╭──

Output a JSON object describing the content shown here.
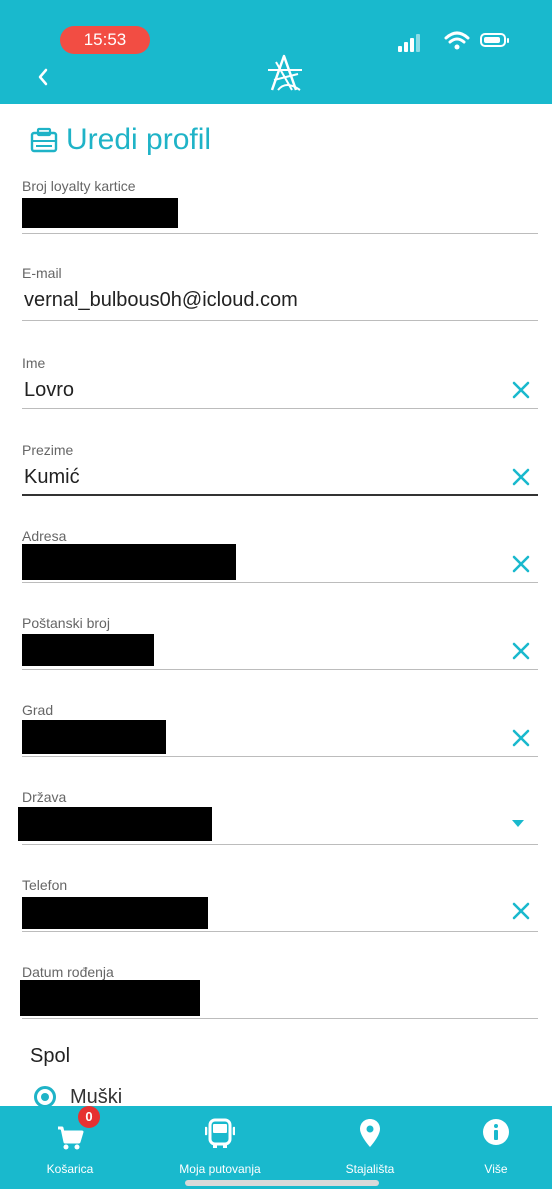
{
  "status_bar": {
    "time": "15:53"
  },
  "header": {
    "logo_icon": "app-logo-icon"
  },
  "page_title": {
    "text": "Uredi profil",
    "icon": "profile-card-icon"
  },
  "fields": [
    {
      "label": "Broj loyalty kartice",
      "value": "",
      "redacted": true,
      "clearable": false
    },
    {
      "label": "E-mail",
      "value": "vernal_bulbous0h@icloud.com",
      "redacted": false,
      "clearable": false
    },
    {
      "label": "Ime",
      "value": "Lovro",
      "redacted": false,
      "clearable": true
    },
    {
      "label": "Prezime",
      "value": "Kumić",
      "redacted": false,
      "clearable": true
    },
    {
      "label": "Adresa",
      "value": "",
      "redacted": true,
      "clearable": true
    },
    {
      "label": "Poštanski broj",
      "value": "",
      "redacted": true,
      "clearable": true
    },
    {
      "label": "Grad",
      "value": "",
      "redacted": true,
      "clearable": true
    },
    {
      "label": "Država",
      "value": "",
      "redacted": true,
      "dropdown": true
    },
    {
      "label": "Telefon",
      "value": "",
      "redacted": true,
      "clearable": true
    },
    {
      "label": "Datum rođenja",
      "value": "",
      "redacted": true,
      "clearable": false
    }
  ],
  "gender": {
    "label": "Spol",
    "options": [
      "Muški"
    ],
    "selected": "Muški"
  },
  "bottom_nav": {
    "items": [
      {
        "label": "Košarica",
        "icon": "cart-icon",
        "badge": "0"
      },
      {
        "label": "Moja putovanja",
        "icon": "bus-icon"
      },
      {
        "label": "Stajališta",
        "icon": "location-pin-icon"
      },
      {
        "label": "Više",
        "icon": "info-icon"
      }
    ]
  },
  "colors": {
    "accent": "#19b9cd",
    "badge": "#e63131",
    "time_pill": "#f24d43"
  }
}
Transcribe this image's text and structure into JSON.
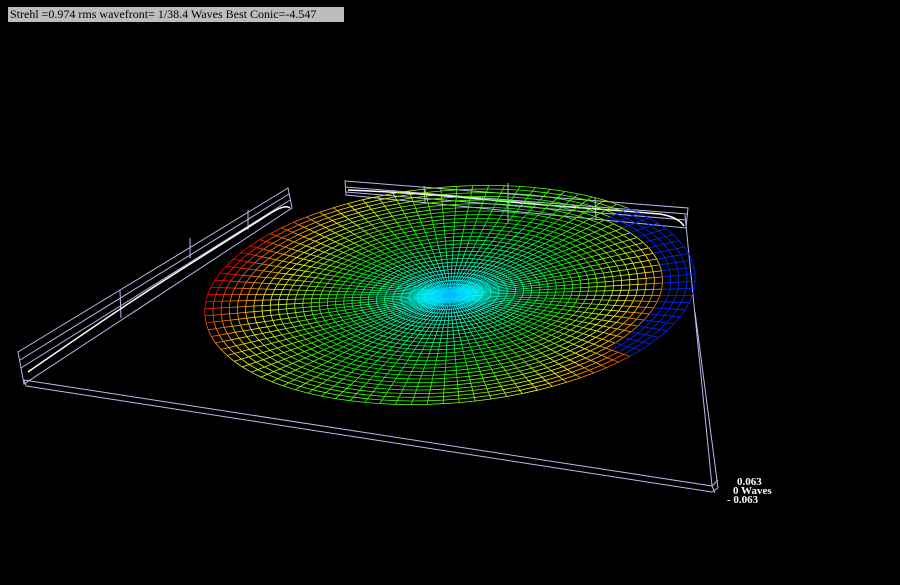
{
  "status": {
    "text": "Strehl =0.974 rms wavefront= 1/38.4 Waves Best Conic=-4.547"
  },
  "scale": {
    "top_label": "0.063",
    "mid_label": "0 Waves",
    "bottom_label": "- 0.063"
  },
  "colors": {
    "background": "#000000",
    "frame": "#b9b9f0",
    "profile_trace": "#ffffff",
    "status_bg": "#bdbdbd"
  }
}
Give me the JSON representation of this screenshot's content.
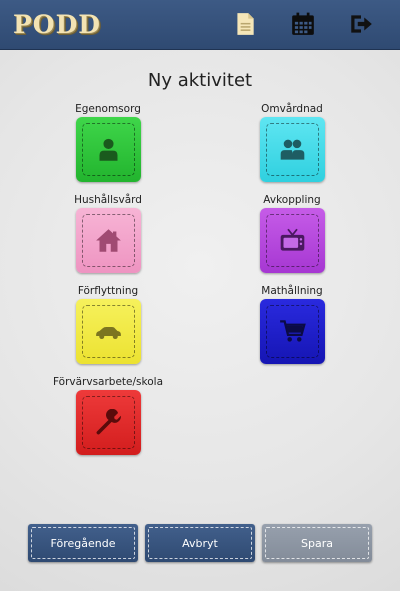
{
  "app": {
    "logo": "PODD"
  },
  "header": {
    "icons": [
      "document-icon",
      "calendar-icon",
      "logout-icon"
    ]
  },
  "page": {
    "title": "Ny aktivitet"
  },
  "activities": [
    {
      "label": "Egenomsorg",
      "color": "#2fc43a",
      "icon": "person-icon"
    },
    {
      "label": "Omvårdnad",
      "color": "#3fdbe8",
      "icon": "people-icon"
    },
    {
      "label": "Hushållsvård",
      "color": "#f2a4cb",
      "icon": "house-icon"
    },
    {
      "label": "Avkoppling",
      "color": "#b548dd",
      "icon": "tv-icon"
    },
    {
      "label": "Förflyttning",
      "color": "#f2ea45",
      "icon": "car-icon"
    },
    {
      "label": "Mathållning",
      "color": "#1f1fca",
      "icon": "cart-icon"
    },
    {
      "label": "Förvärvsarbete/skola",
      "color": "#e02a2a",
      "icon": "wrench-icon"
    }
  ],
  "footer": {
    "previous": "Föregående",
    "cancel": "Avbryt",
    "save": "Spara"
  }
}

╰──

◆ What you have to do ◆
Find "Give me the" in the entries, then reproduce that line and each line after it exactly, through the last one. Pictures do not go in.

◆ Result of this exercise ◆
Give me the JSON representation of this screenshot's content.
{
  "app": {
    "logo": "PODD"
  },
  "header": {
    "icons": [
      "document-icon",
      "calendar-icon",
      "logout-icon"
    ]
  },
  "page": {
    "title": "Ny aktivitet"
  },
  "activities": [
    {
      "label": "Egenomsorg",
      "color": "#2fc43a",
      "icon": "person-icon"
    },
    {
      "label": "Omvårdnad",
      "color": "#3fdbe8",
      "icon": "people-icon"
    },
    {
      "label": "Hushållsvård",
      "color": "#f2a4cb",
      "icon": "house-icon"
    },
    {
      "label": "Avkoppling",
      "color": "#b548dd",
      "icon": "tv-icon"
    },
    {
      "label": "Förflyttning",
      "color": "#f2ea45",
      "icon": "car-icon"
    },
    {
      "label": "Mathållning",
      "color": "#1f1fca",
      "icon": "cart-icon"
    },
    {
      "label": "Förvärvsarbete/skola",
      "color": "#e02a2a",
      "icon": "wrench-icon"
    }
  ],
  "footer": {
    "previous": "Föregående",
    "cancel": "Avbryt",
    "save": "Spara"
  }
}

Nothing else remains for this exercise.